Find every line containing the string "group" in the data below, and report how many there are, with no other words.
== Segment start ==
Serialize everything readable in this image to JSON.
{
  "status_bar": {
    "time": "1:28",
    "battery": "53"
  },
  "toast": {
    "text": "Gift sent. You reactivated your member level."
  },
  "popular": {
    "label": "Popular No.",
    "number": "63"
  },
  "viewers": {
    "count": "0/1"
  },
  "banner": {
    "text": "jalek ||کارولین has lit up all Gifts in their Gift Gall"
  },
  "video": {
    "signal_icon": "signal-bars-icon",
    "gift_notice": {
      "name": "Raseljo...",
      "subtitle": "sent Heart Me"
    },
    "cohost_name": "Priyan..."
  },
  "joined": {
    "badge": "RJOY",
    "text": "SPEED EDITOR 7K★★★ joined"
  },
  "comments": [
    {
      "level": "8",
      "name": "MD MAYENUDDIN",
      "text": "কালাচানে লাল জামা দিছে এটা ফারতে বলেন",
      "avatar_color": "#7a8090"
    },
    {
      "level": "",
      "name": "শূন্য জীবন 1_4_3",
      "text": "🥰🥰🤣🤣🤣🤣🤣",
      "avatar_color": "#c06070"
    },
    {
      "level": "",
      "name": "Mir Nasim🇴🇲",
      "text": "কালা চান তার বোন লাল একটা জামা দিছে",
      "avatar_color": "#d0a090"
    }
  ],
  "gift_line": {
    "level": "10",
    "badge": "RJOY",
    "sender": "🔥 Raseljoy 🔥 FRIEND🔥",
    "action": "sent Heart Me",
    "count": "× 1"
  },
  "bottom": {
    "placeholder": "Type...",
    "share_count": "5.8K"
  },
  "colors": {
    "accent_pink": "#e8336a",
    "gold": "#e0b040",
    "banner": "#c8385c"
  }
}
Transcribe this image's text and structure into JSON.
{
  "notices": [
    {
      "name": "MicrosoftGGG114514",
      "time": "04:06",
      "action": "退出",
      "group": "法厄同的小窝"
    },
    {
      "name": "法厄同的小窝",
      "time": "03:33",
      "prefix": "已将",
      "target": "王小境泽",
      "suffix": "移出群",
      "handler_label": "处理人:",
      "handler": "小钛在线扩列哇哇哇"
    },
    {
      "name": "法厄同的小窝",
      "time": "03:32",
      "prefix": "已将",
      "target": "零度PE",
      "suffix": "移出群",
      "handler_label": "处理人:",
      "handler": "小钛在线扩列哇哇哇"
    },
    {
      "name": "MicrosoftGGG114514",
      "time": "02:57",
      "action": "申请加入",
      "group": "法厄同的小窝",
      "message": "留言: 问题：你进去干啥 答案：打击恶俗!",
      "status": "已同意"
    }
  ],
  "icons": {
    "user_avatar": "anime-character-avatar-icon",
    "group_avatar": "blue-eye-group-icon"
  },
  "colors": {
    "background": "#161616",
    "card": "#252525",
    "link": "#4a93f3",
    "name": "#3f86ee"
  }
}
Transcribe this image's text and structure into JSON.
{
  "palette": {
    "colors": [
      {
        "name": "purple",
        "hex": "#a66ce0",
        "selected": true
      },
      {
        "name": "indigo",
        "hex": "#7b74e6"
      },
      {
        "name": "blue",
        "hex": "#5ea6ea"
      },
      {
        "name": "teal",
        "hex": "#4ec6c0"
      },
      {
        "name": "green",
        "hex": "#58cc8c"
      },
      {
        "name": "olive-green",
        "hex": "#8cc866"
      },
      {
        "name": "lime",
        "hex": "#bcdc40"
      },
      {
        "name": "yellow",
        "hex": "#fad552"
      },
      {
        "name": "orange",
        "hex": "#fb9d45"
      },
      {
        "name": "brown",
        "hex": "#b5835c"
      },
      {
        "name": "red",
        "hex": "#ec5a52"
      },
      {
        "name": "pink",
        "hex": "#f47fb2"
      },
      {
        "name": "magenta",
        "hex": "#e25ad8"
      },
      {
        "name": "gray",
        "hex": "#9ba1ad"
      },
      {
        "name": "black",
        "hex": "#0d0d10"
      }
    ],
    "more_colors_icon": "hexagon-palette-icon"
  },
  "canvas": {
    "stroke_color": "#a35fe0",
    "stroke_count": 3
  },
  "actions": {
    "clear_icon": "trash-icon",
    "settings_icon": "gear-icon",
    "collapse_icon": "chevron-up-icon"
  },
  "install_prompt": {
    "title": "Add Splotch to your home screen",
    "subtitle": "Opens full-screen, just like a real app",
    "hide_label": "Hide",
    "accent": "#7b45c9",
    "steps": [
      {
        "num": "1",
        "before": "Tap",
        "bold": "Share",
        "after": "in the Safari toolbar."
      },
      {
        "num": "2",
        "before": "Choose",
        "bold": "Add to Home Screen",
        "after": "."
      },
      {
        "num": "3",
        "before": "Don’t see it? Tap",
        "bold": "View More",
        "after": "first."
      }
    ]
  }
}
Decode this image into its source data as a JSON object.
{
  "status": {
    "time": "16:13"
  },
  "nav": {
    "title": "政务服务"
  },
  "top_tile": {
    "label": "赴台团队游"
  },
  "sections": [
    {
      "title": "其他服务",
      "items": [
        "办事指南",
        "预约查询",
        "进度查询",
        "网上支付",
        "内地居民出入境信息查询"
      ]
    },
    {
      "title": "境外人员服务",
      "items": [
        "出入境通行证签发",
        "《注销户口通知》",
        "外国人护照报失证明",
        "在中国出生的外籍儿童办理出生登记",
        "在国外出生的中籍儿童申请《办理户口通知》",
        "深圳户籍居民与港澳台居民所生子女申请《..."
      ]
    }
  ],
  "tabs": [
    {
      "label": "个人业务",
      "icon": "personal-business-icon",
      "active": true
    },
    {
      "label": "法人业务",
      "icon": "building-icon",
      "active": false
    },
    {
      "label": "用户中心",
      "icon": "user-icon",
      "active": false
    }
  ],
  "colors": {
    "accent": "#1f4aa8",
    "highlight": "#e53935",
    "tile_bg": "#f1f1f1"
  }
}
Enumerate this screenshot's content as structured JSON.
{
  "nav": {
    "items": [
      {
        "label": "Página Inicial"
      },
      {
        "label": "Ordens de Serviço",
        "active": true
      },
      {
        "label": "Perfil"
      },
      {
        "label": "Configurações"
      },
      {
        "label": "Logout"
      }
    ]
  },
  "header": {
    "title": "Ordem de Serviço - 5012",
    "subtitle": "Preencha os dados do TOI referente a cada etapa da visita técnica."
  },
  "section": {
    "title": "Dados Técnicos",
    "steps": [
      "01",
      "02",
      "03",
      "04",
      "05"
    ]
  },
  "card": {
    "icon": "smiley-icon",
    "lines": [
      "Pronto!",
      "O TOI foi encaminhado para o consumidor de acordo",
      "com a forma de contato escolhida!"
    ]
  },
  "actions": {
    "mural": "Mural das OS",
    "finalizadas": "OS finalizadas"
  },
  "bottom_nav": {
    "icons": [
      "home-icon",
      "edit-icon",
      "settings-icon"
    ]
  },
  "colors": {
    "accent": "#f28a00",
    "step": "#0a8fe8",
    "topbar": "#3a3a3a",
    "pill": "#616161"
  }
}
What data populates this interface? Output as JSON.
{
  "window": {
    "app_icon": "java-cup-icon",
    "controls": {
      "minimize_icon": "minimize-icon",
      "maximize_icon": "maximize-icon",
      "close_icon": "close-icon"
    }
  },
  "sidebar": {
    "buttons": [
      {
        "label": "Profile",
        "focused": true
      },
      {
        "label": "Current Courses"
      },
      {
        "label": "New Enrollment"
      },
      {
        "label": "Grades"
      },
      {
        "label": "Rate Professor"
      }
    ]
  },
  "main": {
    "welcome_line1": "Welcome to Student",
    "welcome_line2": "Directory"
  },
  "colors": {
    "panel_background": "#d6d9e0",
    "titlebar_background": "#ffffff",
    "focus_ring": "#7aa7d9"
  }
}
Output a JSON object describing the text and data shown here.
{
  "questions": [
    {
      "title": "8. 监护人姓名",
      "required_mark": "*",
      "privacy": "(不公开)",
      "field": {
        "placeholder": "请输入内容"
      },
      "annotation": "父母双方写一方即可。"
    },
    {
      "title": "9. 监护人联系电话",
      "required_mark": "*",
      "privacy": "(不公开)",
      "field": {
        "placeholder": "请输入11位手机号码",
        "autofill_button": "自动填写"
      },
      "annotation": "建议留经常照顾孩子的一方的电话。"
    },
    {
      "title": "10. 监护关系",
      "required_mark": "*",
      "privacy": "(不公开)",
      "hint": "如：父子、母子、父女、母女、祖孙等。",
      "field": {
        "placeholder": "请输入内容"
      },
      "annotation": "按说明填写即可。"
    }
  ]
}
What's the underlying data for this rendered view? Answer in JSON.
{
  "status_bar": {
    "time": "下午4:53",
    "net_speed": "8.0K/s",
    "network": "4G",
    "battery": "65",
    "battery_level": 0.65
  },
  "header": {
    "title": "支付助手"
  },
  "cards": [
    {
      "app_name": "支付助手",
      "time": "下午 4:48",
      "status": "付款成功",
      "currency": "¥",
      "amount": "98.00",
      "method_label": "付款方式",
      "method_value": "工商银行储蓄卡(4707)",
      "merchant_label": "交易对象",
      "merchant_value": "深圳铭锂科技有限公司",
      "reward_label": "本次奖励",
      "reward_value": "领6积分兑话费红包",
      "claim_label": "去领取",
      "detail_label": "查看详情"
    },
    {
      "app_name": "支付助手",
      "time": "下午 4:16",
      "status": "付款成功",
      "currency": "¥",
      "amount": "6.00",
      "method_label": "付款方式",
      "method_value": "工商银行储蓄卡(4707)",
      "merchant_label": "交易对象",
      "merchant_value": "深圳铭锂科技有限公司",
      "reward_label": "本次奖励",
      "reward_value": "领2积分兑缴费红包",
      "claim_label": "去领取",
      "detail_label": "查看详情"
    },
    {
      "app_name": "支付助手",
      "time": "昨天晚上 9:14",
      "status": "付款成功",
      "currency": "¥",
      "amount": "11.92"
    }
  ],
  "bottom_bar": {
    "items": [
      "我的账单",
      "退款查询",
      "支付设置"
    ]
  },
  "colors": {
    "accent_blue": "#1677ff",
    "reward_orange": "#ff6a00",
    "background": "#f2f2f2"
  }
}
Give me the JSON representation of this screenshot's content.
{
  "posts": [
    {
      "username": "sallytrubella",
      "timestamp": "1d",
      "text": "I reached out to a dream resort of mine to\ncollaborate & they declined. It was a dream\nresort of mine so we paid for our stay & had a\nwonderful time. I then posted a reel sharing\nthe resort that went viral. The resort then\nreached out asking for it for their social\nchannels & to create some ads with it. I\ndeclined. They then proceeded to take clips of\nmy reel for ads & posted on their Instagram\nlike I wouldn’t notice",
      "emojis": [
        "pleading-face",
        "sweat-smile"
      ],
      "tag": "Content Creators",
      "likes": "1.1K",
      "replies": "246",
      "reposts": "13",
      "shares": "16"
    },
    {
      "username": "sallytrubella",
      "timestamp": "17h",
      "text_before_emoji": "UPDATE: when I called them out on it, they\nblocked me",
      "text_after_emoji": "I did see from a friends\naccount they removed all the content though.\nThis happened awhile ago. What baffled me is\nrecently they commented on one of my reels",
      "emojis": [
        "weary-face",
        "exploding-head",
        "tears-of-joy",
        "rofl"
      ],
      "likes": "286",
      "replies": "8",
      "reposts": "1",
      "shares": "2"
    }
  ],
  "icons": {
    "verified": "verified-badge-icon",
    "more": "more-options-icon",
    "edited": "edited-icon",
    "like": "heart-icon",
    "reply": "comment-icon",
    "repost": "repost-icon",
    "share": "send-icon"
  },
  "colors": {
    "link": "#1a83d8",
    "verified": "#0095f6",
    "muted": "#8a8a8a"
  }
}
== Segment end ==
Answer to the problem =
3